Teen girls without a place to stay find support with boyfriends’ families


Maria Castillo

Seniors Mariele Jones and Marcelo Sarcos contribute to their home by cleaning, washing dishes, and helping around. They figure that if they split the work they could have more free time to do other things such as watching movies or playing video games.

One of the most impactful moments in the life of a young person is when they finally leave the nest. Although some fly away sooner than others, seniors Mariele Jones and D’anna Gallon have both pushed themselves to grow up sooner than others.

Mariele Jones moved in with her boyfriend last July. Before she was living with her boyfriend, she wasn’t living with her parents but living with her grandmother.

“My dad passed away and my mom’s in school so she’s trying to work on herself as well.” Jones is the first generation of her mom’s side of the family to have grown up in America, so her mom being born in the Philippines and not understanding American culture, her grandmother took her in until she was too old for Jones to live with her anymore.

“Since I don’t have my mom and dad around telling me to get up in the morning to get ready, I have to do that on my own. One thing my mom taught me was how to be independent and I appreciate that.”

Without living with her parents Jones has adapted to taking care of herself, and living with her boyfriend has allowed her to gain help so that she could focus on school, sports, and work.
Gallon moved in with her boyfriend in August. “I met my boyfriend sophomore year during football season, I was the watergirl for Stagg so I was always out there. We became close friends and after a bit we started dating.” Thanks to that bond her boyfriend and his family decided to take her in during her time of need.

“I don’t live with my actual parents. I had guardians and we had gotten into a really bad argument, and things weren’t going very well at the home anyways, so they pretty much asked me to leave.”
Although being pushed out by her guardians when she was 16, an illegal act given that she was a minor at the time, Gallon had managed to find strength and happiness in her life.

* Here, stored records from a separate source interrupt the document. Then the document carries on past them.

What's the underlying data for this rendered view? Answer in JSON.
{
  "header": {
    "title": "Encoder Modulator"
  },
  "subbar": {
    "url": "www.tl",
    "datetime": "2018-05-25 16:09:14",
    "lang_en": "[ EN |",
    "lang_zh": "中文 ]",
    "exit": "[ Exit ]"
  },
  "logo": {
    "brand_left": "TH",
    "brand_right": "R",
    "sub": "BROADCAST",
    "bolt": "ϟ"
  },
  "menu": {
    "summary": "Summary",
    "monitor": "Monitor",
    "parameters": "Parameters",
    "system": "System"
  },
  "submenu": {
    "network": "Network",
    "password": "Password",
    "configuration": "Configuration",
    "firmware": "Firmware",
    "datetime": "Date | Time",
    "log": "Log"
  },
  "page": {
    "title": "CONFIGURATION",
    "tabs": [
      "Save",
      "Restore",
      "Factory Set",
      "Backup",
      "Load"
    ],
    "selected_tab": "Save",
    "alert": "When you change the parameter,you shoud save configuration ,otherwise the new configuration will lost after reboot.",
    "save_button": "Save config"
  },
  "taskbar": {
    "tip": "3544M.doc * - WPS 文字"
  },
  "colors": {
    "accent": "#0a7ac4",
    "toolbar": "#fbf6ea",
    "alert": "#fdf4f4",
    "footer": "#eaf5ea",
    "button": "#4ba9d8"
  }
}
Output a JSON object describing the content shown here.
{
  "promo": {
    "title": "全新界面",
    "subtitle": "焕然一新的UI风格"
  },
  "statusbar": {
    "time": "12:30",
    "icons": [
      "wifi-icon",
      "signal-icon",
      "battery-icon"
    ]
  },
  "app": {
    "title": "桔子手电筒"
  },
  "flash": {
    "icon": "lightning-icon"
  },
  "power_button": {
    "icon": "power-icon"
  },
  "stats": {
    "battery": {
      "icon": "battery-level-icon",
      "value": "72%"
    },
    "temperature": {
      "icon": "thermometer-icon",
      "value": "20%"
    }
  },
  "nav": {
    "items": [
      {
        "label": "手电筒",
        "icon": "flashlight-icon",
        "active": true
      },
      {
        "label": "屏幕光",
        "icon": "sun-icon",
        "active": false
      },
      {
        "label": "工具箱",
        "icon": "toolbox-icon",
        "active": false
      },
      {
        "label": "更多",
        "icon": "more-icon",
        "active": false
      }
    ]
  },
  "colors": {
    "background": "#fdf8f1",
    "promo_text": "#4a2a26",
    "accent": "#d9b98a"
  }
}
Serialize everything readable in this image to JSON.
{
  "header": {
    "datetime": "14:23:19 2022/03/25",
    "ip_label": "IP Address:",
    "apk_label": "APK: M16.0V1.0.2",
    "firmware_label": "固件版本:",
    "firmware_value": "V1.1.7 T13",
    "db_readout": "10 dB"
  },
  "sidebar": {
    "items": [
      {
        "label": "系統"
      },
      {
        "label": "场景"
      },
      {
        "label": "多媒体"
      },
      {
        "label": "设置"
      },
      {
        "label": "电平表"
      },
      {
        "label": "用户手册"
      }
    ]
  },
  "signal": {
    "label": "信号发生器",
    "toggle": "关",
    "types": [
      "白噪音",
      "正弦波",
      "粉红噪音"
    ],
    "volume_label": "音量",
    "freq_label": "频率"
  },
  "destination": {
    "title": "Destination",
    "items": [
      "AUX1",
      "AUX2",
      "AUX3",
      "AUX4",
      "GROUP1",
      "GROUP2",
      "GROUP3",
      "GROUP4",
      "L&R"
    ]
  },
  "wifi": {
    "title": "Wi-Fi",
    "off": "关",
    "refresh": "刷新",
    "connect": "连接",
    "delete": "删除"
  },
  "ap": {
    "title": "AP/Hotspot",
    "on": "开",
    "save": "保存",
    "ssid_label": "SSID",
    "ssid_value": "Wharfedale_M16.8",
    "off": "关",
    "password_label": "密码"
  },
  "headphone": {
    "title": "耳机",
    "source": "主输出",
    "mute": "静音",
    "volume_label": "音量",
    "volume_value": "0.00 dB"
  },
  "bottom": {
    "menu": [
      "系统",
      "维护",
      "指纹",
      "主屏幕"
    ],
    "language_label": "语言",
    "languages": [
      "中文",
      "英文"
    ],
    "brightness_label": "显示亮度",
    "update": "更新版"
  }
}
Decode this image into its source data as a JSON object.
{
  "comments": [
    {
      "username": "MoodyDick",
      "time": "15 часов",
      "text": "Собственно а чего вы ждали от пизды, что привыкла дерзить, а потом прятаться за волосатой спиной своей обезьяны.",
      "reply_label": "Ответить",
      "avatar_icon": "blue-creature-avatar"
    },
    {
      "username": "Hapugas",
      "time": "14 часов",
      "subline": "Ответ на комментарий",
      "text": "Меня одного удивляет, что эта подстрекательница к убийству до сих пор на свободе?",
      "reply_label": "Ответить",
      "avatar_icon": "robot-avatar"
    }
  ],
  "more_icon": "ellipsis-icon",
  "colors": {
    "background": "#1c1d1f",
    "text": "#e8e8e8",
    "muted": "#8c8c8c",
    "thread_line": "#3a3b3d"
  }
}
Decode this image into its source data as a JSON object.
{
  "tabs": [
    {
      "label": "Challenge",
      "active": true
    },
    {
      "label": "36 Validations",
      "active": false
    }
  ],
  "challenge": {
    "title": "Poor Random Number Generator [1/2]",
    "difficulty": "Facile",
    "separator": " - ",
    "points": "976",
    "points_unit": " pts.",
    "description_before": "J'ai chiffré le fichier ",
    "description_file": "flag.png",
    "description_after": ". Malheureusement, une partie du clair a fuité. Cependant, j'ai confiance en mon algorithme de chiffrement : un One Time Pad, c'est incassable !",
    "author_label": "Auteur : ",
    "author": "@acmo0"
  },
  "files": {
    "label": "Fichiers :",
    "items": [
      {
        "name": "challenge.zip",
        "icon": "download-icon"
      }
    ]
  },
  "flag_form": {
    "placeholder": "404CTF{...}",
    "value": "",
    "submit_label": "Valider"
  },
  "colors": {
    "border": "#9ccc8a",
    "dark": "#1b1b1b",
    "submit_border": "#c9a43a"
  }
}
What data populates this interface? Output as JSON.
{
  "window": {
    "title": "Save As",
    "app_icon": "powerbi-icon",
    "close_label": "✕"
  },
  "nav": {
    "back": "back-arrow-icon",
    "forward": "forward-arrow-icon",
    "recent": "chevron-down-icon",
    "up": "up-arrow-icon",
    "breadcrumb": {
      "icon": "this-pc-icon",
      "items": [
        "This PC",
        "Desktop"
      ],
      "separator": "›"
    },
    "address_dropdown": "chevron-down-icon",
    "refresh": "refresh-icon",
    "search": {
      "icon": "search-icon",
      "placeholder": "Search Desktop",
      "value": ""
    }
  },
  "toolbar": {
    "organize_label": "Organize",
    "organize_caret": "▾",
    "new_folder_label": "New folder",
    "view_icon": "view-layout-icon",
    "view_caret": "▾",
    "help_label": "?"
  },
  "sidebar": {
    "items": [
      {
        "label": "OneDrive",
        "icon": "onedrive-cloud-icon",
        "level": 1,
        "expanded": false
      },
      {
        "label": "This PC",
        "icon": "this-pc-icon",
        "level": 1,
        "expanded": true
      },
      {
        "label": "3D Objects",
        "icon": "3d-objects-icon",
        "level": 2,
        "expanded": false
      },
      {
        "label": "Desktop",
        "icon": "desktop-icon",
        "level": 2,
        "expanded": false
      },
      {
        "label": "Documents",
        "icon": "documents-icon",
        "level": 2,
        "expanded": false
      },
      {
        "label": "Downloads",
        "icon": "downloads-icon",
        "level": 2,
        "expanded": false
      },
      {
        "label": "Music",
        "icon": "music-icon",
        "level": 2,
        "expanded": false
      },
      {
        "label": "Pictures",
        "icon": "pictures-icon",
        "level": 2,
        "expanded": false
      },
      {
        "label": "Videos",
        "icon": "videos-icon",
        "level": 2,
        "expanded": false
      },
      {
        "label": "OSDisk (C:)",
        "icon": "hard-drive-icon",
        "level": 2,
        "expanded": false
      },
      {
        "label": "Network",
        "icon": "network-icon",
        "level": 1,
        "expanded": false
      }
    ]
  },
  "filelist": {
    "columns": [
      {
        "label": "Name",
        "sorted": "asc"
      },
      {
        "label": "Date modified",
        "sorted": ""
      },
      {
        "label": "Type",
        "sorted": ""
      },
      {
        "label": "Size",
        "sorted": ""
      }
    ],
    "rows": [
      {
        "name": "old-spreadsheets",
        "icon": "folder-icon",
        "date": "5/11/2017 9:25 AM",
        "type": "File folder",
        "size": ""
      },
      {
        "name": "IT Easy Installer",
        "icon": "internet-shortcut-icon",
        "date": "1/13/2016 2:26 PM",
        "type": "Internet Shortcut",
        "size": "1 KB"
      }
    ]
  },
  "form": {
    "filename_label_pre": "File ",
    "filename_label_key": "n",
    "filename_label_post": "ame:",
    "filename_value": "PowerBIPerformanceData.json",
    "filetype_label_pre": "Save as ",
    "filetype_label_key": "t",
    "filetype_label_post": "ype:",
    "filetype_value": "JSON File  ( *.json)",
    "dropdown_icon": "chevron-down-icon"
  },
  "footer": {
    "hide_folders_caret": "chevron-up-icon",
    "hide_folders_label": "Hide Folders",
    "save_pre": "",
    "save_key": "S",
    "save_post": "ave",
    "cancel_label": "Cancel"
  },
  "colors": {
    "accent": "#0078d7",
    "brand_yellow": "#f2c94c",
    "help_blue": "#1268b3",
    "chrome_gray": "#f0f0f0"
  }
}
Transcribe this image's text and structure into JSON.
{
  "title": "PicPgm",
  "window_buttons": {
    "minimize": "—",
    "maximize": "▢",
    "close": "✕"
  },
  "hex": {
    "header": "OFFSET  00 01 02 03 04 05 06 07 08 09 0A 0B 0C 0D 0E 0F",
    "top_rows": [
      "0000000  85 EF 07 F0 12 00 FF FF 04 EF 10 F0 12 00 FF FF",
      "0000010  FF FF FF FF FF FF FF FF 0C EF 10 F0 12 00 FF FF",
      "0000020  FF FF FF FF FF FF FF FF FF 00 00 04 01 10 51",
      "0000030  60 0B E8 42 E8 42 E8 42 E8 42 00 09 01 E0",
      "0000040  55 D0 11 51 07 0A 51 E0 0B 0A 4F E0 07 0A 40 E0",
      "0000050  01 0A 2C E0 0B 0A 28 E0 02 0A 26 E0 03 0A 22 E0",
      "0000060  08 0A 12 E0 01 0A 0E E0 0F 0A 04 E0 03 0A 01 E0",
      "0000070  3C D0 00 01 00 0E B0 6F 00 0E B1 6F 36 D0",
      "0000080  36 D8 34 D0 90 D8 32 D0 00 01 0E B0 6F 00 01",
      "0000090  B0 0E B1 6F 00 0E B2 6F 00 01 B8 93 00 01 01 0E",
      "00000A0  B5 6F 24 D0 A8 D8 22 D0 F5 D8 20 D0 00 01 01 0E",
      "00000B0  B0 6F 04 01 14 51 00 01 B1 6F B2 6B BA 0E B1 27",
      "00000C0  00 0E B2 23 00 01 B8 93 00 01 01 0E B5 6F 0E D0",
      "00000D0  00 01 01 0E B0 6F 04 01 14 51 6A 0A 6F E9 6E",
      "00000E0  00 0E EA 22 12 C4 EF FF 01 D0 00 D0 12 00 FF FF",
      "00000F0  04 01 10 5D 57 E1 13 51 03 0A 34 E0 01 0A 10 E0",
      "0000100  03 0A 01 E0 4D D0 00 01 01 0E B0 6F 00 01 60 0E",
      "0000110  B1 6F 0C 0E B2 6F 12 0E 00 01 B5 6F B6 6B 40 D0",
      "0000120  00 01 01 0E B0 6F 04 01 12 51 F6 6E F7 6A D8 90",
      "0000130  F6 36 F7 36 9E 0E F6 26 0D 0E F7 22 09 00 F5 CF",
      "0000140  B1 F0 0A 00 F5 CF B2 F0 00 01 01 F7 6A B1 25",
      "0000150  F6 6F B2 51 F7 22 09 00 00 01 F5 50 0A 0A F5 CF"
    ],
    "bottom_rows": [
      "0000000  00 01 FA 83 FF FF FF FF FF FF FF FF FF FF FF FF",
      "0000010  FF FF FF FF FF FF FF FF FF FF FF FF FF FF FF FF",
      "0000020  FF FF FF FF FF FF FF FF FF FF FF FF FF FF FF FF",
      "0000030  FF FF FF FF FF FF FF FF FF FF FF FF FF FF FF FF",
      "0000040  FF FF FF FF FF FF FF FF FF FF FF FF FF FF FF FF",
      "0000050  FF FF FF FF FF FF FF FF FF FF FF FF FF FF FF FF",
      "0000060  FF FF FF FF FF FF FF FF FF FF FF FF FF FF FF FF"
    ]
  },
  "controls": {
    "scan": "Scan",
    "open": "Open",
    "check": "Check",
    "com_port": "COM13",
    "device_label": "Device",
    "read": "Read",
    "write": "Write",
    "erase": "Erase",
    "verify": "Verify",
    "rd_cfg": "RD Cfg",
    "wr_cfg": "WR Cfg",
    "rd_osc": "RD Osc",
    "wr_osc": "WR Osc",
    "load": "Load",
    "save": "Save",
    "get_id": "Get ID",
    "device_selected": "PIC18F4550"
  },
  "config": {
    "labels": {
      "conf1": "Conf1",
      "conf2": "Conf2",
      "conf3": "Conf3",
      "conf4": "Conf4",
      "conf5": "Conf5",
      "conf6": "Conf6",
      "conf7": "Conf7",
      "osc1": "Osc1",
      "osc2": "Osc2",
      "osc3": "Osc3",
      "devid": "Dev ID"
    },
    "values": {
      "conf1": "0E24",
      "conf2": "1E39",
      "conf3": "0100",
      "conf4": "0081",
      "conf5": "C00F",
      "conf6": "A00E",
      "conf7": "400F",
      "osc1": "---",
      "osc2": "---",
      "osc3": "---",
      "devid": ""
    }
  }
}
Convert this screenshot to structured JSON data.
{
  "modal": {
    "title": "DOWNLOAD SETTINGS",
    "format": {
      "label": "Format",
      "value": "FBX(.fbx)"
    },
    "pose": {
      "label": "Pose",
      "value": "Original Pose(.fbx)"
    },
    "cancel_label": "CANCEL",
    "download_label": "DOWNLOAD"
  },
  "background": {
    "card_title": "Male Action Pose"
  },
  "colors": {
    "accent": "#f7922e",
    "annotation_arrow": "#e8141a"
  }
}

“The strength that I have comes from my past. My mom was a really bad drug addict so I had to grow up sooner when I was younger and had to do things much faster, so I would just remind myself that it could always be worse.”

Gallon had been surrounded by drug use, her mother being an addict, and her siblings smoking weed, but instead of falling into pattern she used those experiences to instruct her who she did not want to become.

Moving in with her boyfriend had made such a positive impact in Gallon’s life.

“I’ll help pay, for example, if we need new towels, new washcloths, laundry detergent, and soap for the kitchen; or if we want this for dinner or if I want something I’ll pitch in.”

Gallon said she is blessed to be in the situation she has found herself in. “It’s not their responsibility to take care of me but even though she is I am thankful for it and I try to help out as much as I can.”